(EXTRACTED MATERIAL begins)

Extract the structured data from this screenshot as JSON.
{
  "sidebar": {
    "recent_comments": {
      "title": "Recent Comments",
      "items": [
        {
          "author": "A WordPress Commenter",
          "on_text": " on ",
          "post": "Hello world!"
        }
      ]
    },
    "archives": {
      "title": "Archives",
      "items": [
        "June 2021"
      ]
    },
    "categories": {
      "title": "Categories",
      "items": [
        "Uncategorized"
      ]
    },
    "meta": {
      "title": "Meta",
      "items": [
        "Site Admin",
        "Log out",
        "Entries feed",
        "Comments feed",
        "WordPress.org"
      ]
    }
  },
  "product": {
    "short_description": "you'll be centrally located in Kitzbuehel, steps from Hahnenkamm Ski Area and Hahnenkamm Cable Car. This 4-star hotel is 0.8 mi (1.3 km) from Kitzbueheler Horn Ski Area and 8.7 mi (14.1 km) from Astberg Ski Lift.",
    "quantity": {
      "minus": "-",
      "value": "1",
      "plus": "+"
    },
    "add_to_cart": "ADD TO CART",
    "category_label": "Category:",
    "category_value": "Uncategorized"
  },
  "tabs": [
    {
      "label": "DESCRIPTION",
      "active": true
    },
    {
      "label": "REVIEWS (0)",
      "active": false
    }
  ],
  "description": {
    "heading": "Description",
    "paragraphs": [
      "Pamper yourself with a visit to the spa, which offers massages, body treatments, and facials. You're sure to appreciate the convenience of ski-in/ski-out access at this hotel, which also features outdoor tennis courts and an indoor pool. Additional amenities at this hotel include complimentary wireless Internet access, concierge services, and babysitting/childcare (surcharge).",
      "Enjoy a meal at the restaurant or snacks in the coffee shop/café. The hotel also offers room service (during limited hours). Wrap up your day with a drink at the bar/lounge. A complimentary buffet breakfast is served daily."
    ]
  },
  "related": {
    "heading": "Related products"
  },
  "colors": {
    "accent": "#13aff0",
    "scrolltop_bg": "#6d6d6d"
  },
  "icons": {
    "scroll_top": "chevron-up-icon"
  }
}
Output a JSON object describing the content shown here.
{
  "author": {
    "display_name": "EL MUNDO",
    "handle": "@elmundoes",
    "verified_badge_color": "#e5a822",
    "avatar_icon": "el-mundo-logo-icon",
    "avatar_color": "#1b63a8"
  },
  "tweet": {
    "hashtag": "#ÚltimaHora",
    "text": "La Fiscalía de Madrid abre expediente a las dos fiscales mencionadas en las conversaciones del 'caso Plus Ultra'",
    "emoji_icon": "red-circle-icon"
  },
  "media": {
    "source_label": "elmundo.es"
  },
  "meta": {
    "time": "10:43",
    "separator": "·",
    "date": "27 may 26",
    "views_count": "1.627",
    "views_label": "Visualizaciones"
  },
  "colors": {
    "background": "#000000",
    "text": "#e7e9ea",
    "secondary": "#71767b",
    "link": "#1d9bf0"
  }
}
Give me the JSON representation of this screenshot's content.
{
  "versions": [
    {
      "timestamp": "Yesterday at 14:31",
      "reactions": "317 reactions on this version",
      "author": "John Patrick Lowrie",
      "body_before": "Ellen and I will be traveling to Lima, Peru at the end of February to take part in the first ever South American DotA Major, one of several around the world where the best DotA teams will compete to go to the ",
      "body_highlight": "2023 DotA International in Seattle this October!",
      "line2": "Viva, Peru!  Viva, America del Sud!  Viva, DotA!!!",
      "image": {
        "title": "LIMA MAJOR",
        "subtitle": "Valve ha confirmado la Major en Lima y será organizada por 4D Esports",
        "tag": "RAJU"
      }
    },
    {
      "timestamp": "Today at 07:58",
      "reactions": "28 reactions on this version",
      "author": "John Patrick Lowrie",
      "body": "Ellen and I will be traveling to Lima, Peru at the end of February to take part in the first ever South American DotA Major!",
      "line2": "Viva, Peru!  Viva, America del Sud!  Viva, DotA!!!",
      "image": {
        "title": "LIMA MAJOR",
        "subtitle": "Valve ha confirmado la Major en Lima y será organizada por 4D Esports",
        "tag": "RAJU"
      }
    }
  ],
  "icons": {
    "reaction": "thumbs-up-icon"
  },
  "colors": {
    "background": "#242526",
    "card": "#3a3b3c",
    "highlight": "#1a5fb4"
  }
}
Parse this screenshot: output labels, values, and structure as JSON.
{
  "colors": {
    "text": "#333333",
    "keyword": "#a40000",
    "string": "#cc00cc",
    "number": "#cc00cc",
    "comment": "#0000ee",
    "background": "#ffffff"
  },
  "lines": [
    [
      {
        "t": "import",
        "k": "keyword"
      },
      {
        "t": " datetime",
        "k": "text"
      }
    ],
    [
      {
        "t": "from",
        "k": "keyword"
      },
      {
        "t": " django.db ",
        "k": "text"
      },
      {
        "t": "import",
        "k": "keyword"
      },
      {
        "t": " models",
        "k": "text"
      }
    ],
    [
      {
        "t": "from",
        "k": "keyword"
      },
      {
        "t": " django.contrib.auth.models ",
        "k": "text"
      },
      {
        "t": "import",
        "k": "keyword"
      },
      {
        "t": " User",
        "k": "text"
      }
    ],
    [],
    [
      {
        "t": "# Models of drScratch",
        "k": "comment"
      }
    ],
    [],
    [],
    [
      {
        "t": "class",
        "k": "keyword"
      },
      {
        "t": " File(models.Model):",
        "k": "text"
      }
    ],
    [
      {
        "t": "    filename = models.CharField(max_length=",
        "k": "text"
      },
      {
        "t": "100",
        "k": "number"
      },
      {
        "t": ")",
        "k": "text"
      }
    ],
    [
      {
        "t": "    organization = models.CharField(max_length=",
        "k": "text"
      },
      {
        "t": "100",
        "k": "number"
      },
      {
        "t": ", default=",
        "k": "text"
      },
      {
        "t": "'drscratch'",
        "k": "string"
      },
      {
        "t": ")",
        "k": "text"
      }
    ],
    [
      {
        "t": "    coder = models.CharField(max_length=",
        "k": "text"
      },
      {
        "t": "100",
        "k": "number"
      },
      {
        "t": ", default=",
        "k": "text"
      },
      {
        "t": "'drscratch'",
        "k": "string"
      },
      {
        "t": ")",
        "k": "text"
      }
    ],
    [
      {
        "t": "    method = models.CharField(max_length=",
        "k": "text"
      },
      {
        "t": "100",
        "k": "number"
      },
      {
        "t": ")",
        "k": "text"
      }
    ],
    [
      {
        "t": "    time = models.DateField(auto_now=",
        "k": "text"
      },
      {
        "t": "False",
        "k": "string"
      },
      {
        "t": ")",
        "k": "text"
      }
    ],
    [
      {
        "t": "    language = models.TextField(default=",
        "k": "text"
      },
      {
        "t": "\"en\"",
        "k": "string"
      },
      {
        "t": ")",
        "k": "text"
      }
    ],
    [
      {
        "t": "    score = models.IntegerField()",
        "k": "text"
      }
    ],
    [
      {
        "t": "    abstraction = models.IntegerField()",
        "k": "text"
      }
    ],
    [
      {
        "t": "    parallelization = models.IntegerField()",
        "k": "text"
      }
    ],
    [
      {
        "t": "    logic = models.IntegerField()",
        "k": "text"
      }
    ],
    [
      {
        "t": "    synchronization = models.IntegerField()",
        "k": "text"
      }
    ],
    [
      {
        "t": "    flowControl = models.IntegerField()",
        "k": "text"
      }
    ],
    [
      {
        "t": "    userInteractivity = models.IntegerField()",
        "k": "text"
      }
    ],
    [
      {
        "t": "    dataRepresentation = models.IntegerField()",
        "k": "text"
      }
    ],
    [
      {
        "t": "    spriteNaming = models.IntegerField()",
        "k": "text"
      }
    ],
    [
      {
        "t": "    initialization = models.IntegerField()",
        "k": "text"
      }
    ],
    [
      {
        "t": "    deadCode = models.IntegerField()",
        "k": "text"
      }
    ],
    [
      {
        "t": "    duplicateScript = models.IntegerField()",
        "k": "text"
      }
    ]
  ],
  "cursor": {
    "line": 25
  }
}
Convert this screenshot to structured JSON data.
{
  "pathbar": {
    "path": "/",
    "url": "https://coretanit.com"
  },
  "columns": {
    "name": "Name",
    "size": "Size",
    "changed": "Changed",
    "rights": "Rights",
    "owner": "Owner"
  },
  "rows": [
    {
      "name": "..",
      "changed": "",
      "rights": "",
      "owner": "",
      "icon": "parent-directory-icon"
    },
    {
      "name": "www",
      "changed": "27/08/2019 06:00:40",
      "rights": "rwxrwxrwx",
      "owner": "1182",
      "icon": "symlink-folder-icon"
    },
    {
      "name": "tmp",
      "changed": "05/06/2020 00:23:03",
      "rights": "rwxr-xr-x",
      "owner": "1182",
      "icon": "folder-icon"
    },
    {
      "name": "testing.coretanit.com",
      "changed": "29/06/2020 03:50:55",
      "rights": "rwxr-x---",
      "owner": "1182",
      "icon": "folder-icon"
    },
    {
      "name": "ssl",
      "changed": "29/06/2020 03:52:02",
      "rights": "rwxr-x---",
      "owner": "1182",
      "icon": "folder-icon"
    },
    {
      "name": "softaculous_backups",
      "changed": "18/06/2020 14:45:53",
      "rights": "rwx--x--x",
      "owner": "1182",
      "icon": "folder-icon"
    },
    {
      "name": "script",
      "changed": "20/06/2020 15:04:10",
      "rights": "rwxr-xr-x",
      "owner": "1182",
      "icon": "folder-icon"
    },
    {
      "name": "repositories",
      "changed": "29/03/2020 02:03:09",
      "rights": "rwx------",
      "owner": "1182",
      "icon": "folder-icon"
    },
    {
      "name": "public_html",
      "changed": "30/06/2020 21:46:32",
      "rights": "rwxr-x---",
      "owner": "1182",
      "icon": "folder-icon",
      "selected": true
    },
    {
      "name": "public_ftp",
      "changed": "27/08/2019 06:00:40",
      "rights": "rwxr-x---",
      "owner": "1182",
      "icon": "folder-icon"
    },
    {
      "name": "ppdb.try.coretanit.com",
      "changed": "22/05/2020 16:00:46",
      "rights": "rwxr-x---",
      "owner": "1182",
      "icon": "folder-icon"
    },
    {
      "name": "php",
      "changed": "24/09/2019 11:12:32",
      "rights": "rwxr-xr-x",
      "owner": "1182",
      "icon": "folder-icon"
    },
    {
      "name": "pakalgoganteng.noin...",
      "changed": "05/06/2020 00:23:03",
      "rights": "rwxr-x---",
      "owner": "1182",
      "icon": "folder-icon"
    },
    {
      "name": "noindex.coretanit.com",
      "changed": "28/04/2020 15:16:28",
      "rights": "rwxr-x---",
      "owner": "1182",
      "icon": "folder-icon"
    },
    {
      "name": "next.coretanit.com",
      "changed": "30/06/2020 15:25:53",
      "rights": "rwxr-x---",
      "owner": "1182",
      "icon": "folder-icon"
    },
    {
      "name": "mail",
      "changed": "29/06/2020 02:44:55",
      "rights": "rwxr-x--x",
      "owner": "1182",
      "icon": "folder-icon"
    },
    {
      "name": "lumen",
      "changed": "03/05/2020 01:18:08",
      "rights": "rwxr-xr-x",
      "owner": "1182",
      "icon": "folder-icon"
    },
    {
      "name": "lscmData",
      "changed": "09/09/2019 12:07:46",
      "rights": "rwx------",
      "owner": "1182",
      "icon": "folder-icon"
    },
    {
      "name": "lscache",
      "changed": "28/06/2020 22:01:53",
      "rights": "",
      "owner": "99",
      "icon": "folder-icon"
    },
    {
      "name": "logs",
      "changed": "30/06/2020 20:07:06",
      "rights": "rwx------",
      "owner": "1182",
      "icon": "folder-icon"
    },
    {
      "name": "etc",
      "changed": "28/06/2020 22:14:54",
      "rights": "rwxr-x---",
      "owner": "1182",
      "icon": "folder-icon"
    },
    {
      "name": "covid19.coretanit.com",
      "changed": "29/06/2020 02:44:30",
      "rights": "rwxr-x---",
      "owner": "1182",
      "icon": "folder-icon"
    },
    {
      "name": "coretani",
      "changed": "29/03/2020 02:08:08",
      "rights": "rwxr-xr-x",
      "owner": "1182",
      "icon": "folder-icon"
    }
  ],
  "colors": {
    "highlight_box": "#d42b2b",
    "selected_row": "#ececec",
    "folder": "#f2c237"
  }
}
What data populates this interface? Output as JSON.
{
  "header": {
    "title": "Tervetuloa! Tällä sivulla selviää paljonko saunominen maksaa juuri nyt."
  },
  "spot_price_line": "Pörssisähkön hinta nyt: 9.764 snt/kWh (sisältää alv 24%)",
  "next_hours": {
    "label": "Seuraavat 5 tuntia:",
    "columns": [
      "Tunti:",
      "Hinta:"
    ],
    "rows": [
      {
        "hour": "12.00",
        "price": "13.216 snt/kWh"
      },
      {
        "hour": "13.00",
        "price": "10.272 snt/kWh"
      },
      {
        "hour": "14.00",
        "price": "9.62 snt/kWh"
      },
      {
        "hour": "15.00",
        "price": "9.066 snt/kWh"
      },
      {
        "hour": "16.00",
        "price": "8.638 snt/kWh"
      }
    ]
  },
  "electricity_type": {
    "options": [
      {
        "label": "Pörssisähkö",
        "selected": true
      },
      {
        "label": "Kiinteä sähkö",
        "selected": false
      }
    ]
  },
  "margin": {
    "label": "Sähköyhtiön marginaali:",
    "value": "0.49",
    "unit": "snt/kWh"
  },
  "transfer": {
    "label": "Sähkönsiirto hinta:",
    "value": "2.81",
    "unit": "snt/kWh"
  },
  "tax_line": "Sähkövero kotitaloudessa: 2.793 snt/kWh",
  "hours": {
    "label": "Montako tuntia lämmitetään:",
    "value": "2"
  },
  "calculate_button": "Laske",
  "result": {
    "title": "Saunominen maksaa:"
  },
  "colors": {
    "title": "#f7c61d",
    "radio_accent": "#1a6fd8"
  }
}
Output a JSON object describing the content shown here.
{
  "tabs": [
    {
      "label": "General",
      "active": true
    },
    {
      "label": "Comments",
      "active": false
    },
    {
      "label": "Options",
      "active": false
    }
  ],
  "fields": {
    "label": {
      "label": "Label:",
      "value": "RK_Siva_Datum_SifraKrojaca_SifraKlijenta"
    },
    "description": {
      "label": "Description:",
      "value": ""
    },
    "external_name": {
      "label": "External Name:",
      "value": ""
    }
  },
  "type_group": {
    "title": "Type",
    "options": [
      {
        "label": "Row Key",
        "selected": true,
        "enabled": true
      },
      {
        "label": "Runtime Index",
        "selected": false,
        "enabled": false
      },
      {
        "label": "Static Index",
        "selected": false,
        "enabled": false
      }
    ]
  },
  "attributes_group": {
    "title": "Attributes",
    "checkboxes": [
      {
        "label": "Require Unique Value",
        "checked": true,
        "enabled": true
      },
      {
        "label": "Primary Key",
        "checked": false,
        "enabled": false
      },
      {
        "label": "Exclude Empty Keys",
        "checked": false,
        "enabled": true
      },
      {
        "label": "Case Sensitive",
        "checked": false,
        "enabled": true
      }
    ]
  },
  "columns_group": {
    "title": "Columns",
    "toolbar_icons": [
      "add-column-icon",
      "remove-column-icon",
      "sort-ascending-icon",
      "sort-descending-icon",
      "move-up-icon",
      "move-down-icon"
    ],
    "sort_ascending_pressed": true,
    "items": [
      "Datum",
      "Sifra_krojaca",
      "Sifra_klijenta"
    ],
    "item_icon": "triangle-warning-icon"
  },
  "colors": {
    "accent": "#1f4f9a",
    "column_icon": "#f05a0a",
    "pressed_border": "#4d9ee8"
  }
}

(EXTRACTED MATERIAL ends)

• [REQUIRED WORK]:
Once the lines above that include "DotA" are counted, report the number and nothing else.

• [RESPONSE FOR THIS EXERCISE]:
5